Does owning a DVR make sense in the streaming video age?
Posted: June 17, 2019 | Word Count: 697
In 1999, the digital video recorder changed television forever by letting viewers pause live TV, ushering us into a new world of on-demand everything. “TiVo(R)” became a household word.
DVRs radically changed the video and consumer electronics industries, but today, the notion of on-demand programming has become something we take for granted. We expect this sort of functionality across apps like Netflix, Hulu and Amazon Prime. "Game of Thrones" might premiere on a Sunday, but if you miss it (and manage to avoid all the social media spoilers) you can always watch, pause, rewind and fast-forward whenever you want.
So, with on-demand video and the ability to pause TV now part of our daily lives, how can the DVR still be relevant?
Today’s DVRs give you more time, control and ability to discover better content quickly. Sure, most DVRs let you fast-forward, rewind and pause live TV, but modern DVRs also have the ability to speed up your content by 30 percent while maintaining perfect sound quality (say, if you’re watching a particularly slow sports game or awards show). And in a world where several subscription services still force you to watch some commercials, the ability to fast-forward through ads with your DVR is a very good thing. TiVo’s SkipMode(R) enables you to skip most ads at the click of a button, and even set your device to skip those ads automatically. This means if you are recording an over-the-air or network TV show, you can watch it without interruption and get a huge chunk of time back in your day.
A modern DVR lets you access all your content in one place. The best DVRs seamlessly display your favorite programs across live and on-demand TV as well as streaming video services like Hulu or Amazon Prime in a single interface. Although some TV “dongles” offer this, the search results are often incomplete or biased toward whichever content provider the dongle is associated with. With a modern DVR, you have one place (and one remote) to search, manage and discover all of your entertainment. You can set your DVR to record an episode or series of your choosing across channels and apps and have one central place to find it all.
Today’s best DVRs have smart personalization features that can also find the right shows for you. Don’t know what to watch? No problem. A high-end DVR will learn your preferences over time and make suggestions specialized for you. You can also set it to record any movie or TV show that features your favorite actor or director, or your favorite topic.

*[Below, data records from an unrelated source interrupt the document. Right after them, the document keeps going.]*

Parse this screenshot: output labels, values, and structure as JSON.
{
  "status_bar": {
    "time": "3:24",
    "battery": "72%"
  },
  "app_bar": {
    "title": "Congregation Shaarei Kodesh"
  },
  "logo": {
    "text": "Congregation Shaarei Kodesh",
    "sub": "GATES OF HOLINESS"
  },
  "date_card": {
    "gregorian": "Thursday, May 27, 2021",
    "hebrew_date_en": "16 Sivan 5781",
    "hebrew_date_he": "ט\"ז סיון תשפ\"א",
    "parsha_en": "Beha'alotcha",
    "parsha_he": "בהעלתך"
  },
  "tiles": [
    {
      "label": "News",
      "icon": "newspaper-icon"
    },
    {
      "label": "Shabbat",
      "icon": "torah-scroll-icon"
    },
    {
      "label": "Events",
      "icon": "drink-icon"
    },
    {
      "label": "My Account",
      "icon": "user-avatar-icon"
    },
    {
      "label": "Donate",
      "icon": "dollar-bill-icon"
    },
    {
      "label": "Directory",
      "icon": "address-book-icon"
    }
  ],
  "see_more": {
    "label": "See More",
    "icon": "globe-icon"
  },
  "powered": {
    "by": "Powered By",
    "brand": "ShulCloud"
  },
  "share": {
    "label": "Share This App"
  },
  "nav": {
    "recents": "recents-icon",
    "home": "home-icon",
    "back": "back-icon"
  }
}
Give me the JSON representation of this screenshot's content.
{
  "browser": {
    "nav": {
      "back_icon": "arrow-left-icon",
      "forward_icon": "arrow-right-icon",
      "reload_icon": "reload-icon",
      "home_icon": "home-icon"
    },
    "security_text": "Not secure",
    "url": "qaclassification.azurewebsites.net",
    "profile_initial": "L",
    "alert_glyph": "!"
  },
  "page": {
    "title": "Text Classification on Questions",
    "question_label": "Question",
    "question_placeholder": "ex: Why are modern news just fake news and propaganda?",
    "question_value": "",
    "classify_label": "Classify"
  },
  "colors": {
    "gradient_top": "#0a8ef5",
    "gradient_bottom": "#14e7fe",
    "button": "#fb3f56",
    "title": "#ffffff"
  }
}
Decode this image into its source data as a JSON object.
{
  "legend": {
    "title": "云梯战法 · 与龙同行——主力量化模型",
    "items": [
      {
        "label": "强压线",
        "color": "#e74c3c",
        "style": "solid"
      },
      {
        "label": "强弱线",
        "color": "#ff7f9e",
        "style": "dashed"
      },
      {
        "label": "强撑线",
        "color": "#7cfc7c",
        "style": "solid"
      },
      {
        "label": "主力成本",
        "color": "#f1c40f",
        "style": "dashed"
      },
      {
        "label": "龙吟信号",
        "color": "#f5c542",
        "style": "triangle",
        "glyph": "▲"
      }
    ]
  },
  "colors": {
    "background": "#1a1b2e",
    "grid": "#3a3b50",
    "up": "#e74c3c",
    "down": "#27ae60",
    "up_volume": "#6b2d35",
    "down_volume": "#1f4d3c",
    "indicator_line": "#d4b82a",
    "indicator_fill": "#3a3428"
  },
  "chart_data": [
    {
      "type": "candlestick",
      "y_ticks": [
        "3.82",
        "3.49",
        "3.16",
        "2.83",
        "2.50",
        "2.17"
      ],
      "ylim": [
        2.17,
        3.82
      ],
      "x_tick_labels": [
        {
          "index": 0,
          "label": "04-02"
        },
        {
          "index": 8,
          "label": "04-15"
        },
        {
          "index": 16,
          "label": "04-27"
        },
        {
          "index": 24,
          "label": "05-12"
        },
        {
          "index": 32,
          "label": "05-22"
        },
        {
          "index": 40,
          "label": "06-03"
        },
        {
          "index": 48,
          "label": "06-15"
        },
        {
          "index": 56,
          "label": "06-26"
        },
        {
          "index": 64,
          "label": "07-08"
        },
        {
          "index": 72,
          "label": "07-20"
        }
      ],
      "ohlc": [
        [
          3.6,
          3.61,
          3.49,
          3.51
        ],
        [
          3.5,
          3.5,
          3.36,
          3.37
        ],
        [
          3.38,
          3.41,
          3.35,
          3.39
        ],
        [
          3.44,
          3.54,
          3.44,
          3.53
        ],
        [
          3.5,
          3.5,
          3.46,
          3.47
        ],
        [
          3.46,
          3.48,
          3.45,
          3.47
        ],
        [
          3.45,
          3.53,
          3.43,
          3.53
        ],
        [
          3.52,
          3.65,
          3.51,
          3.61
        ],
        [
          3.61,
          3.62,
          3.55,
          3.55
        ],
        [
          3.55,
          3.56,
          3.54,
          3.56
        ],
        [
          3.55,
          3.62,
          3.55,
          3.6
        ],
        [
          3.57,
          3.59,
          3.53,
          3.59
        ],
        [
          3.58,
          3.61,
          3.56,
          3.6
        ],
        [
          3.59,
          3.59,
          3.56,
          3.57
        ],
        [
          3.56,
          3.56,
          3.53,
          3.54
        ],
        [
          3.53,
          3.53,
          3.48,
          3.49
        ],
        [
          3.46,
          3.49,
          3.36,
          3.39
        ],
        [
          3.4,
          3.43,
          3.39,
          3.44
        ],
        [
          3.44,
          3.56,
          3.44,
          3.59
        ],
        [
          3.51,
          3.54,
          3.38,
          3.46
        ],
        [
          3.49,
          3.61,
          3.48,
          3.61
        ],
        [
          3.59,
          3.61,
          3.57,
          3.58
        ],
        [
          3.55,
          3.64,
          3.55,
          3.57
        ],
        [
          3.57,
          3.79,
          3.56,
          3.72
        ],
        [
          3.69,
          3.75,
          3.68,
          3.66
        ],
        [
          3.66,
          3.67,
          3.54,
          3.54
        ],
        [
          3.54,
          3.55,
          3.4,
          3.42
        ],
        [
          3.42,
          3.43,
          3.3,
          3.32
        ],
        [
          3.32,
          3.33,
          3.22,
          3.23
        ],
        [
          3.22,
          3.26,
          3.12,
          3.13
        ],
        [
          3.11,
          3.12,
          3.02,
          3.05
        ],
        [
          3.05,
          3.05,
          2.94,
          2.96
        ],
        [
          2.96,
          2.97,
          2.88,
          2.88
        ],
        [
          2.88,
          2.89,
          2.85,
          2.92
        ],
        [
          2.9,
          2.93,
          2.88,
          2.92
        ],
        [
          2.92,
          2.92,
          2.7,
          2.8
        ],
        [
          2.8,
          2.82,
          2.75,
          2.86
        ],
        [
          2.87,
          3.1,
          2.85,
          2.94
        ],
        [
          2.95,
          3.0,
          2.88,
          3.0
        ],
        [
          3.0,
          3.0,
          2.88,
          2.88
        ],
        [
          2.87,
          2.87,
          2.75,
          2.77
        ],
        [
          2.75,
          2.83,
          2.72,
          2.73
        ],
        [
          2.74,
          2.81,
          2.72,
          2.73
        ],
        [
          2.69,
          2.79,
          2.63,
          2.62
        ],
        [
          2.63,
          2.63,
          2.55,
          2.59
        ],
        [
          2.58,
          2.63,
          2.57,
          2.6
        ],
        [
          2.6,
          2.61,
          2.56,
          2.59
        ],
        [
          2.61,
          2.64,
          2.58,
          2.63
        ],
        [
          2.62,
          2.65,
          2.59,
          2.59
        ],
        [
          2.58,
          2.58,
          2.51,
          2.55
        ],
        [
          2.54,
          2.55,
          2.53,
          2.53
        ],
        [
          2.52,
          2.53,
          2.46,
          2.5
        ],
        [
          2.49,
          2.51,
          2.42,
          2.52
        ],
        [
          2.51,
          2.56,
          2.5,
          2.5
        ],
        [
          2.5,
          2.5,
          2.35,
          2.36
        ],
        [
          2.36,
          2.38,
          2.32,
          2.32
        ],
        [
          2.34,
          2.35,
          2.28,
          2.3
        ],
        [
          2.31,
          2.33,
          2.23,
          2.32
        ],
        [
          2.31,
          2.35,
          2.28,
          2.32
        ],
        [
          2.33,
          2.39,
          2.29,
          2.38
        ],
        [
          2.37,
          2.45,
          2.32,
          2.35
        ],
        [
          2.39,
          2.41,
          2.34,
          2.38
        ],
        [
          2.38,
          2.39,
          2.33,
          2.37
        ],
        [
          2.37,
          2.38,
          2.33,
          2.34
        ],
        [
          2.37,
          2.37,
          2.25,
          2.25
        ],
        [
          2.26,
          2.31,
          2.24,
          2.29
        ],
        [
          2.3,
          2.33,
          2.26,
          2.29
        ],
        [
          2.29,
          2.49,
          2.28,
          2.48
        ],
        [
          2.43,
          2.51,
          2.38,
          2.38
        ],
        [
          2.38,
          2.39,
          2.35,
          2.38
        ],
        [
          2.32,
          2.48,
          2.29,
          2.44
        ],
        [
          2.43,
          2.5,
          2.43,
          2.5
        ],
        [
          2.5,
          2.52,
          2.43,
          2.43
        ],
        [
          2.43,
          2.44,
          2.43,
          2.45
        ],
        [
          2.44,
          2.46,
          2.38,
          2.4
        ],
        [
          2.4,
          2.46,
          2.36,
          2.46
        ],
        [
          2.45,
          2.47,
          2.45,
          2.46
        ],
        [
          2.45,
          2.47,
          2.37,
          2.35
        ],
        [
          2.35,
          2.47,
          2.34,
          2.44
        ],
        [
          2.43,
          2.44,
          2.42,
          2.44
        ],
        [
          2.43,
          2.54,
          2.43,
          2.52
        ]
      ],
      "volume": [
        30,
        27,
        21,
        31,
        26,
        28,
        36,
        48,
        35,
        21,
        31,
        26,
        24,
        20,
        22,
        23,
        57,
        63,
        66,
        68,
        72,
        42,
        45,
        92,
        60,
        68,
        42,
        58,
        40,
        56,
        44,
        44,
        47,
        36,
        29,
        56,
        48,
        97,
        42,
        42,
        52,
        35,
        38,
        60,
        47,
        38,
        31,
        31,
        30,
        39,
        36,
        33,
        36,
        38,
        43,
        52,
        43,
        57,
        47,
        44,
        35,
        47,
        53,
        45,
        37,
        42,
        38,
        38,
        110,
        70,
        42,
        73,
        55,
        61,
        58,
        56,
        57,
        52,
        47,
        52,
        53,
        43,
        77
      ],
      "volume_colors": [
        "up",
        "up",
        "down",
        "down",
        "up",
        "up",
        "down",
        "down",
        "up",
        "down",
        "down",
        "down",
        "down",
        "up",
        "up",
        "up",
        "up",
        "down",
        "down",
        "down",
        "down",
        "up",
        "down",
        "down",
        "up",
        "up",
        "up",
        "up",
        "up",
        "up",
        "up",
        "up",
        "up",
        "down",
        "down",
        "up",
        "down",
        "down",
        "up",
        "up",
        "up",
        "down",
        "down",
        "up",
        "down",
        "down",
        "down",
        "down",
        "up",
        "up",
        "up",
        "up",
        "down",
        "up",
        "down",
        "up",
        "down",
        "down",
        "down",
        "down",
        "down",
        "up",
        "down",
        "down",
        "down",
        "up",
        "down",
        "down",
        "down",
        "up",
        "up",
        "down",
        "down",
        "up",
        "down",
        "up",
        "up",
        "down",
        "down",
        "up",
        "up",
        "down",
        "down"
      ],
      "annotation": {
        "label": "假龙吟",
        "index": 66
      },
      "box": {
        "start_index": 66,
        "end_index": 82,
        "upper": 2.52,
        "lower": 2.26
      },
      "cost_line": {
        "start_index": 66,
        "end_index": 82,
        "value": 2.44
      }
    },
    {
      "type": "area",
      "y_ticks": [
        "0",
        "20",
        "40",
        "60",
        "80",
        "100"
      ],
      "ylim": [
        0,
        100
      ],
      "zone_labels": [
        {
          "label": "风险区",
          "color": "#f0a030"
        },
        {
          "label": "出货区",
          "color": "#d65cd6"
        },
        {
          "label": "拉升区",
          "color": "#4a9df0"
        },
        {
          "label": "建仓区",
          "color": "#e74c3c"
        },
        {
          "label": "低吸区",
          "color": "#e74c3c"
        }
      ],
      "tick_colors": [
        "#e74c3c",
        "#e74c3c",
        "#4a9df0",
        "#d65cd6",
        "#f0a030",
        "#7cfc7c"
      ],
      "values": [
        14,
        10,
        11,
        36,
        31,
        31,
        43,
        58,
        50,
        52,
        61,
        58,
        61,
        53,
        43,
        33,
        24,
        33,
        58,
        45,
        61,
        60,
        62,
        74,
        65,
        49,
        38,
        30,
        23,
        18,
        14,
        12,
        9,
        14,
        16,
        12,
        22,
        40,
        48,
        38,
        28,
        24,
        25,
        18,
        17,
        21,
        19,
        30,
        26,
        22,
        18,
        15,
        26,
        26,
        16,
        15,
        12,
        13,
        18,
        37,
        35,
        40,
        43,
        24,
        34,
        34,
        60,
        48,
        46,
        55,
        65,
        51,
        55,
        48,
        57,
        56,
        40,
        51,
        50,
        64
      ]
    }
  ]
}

Modern DVRs now come with mobile and web apps that allow you to watch and program recordings from anywhere. How often do you hear about a show but forget about it later? Problem solved!
If you have a digital TV antenna and your DVR has “OTA” (over-the-air) capabilities, you can record dozens of high-definition shows available to you for free over the airwaves. Some DVRs like the TiVo BOLT(R) are compatible with the highest resolution available, capable of displaying 4K Ultra HD. The quality of the network TV video experience will meet or exceed that of 4K streaming services available today.
And today, many DVRs have advanced features like smart home connectivity and intelligent, natural language voice control. And of course, if you misplace your remote control between the cushions of your couch, the best modern DVRs have a “find-your-remote” button right on the set-top box.
Today’s DVRs do so much more than just pause live TV; they give you back time in your day. You can watch smarter, discover new shows and have complete control over your entertainment. With one seamless interface to search across all apps and video sources, a commercial-less experience, advanced and unbiased search and discovery features, smart home capabilities, voice control, personalized show suggestions, viewing speed functions, Ultra HD, mobile and web viewing and recording, and a single hub to operate from, having a modern DVR in your entertainment center is a clear choice that’s not only relevant today, but will enrich your TV viewing experience for years to come.